Army Sgt. 1st Class Jeremiah Johnson and Sgt. La David Johnson received the rare honor during a small, private ceremony for their families Tuesday at Fort Bragg, N.C., an Army Special Operations Command spokesperson said in a statement. Both Johnsons, who are not related, had been deployed to Niger on a counterterrorism mission as support personnel with the Fort Bragg-based 3rd Special Forces group when their unit was ambushed near the West African country’s border with Mali on Oct. 4, 2017.
The Army will now consider them Green Berets and members of the Special Forces regiment, said the spokesperson, who confirmed the honor on condition of anonymity.
“As part of the ceremony, the families were each presented with a certificate … [and] a shadow box containing their [fallen soldier’s] honorary Green Berets,” the spokesperson said. “The presentation was in recognition of their valiant acts during the tragic events in Niger during their service with U.S. Army Special Forces.”
Jeremiah Johnson, 39, and La David Johnson, 25, died in the rare firefight in Africa involving U.S. troops alongside two Green Berets, Staff Sgt. Bryan C. Black, 35, and Staff Sgt. Dustin Wright, 29. The elder Johnson was a chemical, biological, radiological, and nuclear specialist. La David Johnson was a wheeled vehicle mechanic.
The men were previously honored posthumously for their actions on that day, which the Defense Department credited with saving the lives of the rest of their unit including six Green Berets, an American intelligence contractor and Nigerian troops who fought alongside them.
Jeremiah Johnson was awarded the Bronze Star Medal with Valor, the nation’s fourth highest award for combat heroics. La David Johnson was awarded the Silver Star, the military’s third highest honor for valor. Black and Wright also received posthumous valor medals.

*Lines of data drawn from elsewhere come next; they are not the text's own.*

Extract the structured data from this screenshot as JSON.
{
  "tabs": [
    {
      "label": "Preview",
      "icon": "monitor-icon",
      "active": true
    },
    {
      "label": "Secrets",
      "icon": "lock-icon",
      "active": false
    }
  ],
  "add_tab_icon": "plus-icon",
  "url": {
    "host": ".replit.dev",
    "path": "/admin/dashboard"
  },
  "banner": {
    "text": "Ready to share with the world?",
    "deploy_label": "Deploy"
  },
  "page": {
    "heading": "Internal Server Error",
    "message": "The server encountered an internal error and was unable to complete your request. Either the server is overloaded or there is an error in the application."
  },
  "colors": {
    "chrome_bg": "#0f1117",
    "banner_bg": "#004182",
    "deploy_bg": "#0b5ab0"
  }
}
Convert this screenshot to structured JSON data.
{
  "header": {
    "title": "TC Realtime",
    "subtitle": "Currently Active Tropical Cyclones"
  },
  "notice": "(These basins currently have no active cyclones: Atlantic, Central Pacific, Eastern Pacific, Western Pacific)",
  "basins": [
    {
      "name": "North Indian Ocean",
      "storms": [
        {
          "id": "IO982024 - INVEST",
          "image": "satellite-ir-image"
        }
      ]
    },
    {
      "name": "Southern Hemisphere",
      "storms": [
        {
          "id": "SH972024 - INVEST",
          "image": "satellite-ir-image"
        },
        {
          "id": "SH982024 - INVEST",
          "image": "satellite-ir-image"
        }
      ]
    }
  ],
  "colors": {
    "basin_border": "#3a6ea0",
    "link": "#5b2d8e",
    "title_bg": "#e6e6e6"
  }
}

Pentagon officials said the Green Beret unit and the Nigerien troops with whom they were working were outnumbered by about three-to-one and outgunned in the ambush outside a remote village called Tongo Tongo. Both Johnsons fought courageously until the moment they were killed. Black, Wright and Jeremiah Johnson died about an hour into the fight while attempting to provide cover fire for other troops, including La David Johnson, according to an investigation released in May 2018.
The younger Johnson died later after becoming separated from the other American troops, the investigation concluded. He fought off the attackers with a machine gun and sniper rifle before fleeing on foot about one kilometer to cover, where militants eventually discovered and killed him. His body was not found for nearly two days.
The Pentagon’s investigating officer for the incident, now-Lt. Gen. Roger Cloutier, determined “he made his last stand, and he fought to the end.”
The incident — the deadliest event to U.S. soldiers in Africa since the 1993 Black Hawk Down event in Somalia — led to multiple investigations within the Pentagon and a public spat between then-President Donald Trump and La David Johnson’s family, who accused the former commander in chief of disrespecting the soldier in a private phone call.
Pentagon officials ultimately determined many mistakes were made that led to the ambush. They described the soldiers as improperly trained and equipped for a mission to capture a suspected insurgent leader that was hastily planned. Ultimately, several junior and mid-grade officers and enlisted personnel were punished for their roles. One general officer was also disciplined in the incident, even as lawmakers and others called for more higher-ups involved in the incident to face reprimands.
Jeremiah Johnson and La David Johnson are only the 11th and 12th individuals to be officially made honorary Green Berets by the Army. The last honor was in 2014 to a civilian, Doris Baker, who had spent nearly 40 years as a teacher and principal at a Defense Department school in Germany for children of Green Berets, according to The Associated Press at that time.